Aug 30, 2010, 2:23 PM | Article By: S.M.K. Marenah & Isatou Senghore

Ms. Sally Sadie Singateh, the communication specialist at UNICEF Banjul office has vowed that UNICEF will continue to support the government of The Gambia and partners.

Ms. Singateh was addressing a forum on Breastfeeding and the Private Sector as part of commemoration of World Breastfeeding Week.

She said the UN agency seeks to ensure that necessary policies and mechanisms are in place to promote optimal breastfeeding, as well as other heath, social, and economic issues for an accelerated child survival and development, and the attaiment of the MDGs.

World Breastfeeding Week is celebrated annually in the first week of August, but in The Gambia, the whole of August was set aside to celebrate the day.

Ms. Singateh said the private sector has been very supportive in complementing government and NGO efforts to attain the MDGs and other national goals with emphasis on reducing child and maternal mortality.

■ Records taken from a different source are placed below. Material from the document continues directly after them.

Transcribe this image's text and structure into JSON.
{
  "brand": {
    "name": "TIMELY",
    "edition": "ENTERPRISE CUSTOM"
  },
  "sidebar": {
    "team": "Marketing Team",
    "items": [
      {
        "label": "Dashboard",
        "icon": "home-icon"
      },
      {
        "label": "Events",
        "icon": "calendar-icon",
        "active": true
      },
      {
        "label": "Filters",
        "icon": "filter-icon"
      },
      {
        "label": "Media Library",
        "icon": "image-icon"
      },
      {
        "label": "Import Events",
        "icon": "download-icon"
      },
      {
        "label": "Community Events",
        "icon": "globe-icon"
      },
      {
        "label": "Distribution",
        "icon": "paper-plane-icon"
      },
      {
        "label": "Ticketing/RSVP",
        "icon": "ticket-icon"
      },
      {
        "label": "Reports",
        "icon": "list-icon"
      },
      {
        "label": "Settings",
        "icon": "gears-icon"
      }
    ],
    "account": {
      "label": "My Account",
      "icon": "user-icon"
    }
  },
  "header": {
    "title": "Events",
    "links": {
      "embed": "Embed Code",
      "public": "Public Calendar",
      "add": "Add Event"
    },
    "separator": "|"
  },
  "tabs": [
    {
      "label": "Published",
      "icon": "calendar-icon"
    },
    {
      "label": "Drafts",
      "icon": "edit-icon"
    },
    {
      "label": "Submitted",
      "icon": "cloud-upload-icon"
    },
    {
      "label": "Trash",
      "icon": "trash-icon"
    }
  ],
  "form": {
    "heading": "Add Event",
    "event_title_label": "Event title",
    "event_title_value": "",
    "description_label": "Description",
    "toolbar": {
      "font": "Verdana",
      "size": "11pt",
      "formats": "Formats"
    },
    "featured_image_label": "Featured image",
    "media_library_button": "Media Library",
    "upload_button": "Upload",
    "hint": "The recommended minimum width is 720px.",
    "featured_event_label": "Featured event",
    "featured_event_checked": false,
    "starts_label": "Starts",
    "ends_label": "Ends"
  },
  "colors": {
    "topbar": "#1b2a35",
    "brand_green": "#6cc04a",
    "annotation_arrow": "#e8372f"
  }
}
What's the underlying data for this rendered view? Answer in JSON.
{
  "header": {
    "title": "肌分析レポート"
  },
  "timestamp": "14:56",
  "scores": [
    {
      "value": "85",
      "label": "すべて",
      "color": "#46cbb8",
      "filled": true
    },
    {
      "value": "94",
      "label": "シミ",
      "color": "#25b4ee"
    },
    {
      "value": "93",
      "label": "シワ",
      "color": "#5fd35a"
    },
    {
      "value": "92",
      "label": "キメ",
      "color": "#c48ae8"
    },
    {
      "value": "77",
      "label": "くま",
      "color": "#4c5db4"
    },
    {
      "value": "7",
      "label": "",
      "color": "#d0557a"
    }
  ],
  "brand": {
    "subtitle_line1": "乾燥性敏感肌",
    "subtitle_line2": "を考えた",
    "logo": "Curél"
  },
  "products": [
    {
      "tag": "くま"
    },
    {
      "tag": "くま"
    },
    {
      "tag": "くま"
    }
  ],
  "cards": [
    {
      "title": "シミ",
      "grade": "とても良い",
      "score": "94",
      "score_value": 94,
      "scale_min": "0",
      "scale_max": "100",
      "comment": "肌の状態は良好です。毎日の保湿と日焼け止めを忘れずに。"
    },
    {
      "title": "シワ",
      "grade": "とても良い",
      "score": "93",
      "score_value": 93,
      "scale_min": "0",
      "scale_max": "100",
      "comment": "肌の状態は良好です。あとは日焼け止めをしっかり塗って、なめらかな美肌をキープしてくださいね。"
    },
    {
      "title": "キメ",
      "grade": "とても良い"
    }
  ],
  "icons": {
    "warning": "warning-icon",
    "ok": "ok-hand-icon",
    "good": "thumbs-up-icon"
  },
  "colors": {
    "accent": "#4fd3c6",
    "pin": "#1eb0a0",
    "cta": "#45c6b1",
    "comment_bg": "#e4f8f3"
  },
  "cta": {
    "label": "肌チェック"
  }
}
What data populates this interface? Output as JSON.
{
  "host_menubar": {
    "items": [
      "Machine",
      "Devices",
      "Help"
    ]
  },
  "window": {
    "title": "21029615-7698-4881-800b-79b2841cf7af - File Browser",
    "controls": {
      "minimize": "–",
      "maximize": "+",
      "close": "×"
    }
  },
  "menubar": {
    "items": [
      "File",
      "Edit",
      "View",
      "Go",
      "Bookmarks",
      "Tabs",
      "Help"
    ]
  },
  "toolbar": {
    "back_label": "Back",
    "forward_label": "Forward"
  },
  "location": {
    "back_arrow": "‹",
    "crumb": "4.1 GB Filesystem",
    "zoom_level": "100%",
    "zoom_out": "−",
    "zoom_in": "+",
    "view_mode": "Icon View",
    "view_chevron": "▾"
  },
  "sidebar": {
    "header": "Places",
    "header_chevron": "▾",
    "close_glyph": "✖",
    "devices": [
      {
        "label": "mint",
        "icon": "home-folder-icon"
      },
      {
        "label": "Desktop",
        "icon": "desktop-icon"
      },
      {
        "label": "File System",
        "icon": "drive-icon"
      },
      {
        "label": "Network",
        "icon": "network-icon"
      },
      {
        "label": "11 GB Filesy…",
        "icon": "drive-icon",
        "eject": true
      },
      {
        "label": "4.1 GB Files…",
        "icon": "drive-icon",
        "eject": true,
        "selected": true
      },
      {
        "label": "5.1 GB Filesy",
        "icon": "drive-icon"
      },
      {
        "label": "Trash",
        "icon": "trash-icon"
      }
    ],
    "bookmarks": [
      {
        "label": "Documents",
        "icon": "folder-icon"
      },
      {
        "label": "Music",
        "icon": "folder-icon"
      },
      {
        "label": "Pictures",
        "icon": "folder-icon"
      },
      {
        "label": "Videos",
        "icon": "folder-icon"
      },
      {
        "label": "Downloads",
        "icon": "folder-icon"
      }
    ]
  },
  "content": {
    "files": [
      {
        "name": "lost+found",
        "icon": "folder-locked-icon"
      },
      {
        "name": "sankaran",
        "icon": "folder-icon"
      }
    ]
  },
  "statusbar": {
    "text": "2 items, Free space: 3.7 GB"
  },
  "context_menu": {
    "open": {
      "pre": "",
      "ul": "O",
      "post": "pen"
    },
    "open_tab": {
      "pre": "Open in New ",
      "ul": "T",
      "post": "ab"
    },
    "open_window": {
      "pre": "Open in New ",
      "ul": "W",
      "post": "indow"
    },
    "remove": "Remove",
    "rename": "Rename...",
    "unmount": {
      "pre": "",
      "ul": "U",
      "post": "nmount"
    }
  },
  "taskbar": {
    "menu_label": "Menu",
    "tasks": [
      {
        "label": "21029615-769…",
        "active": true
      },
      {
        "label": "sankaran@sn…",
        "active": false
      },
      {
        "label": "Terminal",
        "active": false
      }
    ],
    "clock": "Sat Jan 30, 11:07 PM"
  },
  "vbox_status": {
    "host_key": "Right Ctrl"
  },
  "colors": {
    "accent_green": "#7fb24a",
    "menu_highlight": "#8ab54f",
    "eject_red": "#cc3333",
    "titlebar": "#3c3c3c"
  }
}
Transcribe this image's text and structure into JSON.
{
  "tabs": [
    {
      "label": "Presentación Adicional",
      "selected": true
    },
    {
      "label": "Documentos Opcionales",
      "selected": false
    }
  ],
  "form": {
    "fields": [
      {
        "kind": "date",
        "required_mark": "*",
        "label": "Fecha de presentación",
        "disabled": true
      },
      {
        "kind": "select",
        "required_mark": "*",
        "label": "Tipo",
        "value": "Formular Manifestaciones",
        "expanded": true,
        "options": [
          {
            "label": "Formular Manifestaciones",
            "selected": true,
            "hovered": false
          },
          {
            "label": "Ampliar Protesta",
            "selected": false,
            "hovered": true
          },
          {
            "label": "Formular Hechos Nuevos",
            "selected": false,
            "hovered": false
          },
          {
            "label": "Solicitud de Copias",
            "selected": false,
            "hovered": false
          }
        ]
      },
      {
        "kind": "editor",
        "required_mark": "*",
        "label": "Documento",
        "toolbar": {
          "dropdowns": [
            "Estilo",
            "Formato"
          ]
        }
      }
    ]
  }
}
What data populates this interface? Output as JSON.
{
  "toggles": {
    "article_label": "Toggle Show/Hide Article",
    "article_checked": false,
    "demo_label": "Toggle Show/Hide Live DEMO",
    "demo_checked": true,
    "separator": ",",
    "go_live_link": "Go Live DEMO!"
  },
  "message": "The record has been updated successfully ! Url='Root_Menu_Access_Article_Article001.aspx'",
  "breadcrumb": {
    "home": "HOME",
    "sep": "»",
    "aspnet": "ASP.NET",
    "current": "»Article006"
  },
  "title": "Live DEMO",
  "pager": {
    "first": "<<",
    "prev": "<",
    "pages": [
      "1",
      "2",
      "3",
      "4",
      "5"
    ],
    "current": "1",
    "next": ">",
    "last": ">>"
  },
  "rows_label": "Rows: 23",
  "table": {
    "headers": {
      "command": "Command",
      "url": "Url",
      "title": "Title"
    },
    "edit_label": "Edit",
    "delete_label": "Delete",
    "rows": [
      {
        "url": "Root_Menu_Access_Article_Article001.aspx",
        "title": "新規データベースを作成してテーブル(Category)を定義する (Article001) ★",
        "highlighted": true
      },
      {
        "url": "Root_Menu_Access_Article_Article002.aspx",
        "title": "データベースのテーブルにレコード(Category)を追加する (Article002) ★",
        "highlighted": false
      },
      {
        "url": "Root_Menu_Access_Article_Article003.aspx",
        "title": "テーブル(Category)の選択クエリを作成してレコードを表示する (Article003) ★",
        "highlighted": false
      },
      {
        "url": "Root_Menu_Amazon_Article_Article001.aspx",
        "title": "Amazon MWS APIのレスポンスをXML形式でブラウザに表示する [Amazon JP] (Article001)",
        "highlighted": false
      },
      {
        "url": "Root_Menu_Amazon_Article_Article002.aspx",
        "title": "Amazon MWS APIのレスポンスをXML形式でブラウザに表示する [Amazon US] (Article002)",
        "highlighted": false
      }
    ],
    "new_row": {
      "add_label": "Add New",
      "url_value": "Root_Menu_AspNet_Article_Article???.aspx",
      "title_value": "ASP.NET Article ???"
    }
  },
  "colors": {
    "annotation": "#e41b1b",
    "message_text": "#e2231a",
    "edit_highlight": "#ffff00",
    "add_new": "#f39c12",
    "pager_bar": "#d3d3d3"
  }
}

"I am without doubt that the private sector will positively embrace the promotion of exclusive breastfeeding in the work place as a further show of commitment towards national effort to bring the rate of infant death in the country down," she said.

According to her, during the past few weeks, several national activities were conducted around the country to raise awareness, as well as advocate for exclusive breastfeeding for the last six months in The Gambia. The importance and benefits of breast milk to the child cannot be over-emphasised, she added.

The UNICEF official said babies would also be less likely to become ill with preventable conditions, such as pneumonia, which accounts for 17% of child deaths globally, and diarrhoea, which is responsible for 16%.  

"More significantly, studies have shown that breastfeeding improves physical and mental development in children," she said, adding that several studies conducted on children of various age groups have shown a great increase in intelligence in children who were breastfed, in comparison to those who were not breastfed.

She said the new Women's Bill passed in parliament this year calls for allocation of six months maternity leave to all working mothers. She called on companies to learn more about the law. She also urged them to go one step ahead by integrating breastfeeding promotion into the work place, including education for staff members and clients on the benefits of exclusive breastfeeding.

Speaking earlier was the Deputy Executive Director at the National Nutrition Agency (NaNA), Amat Bah, who underscored the significant role of the private sector in the promotion of breastfeeding.

He also spoke of the giant strides made by NaNa in the area of breastfeeding, adding that the theme for this year’s breastfeeding week is appropriate.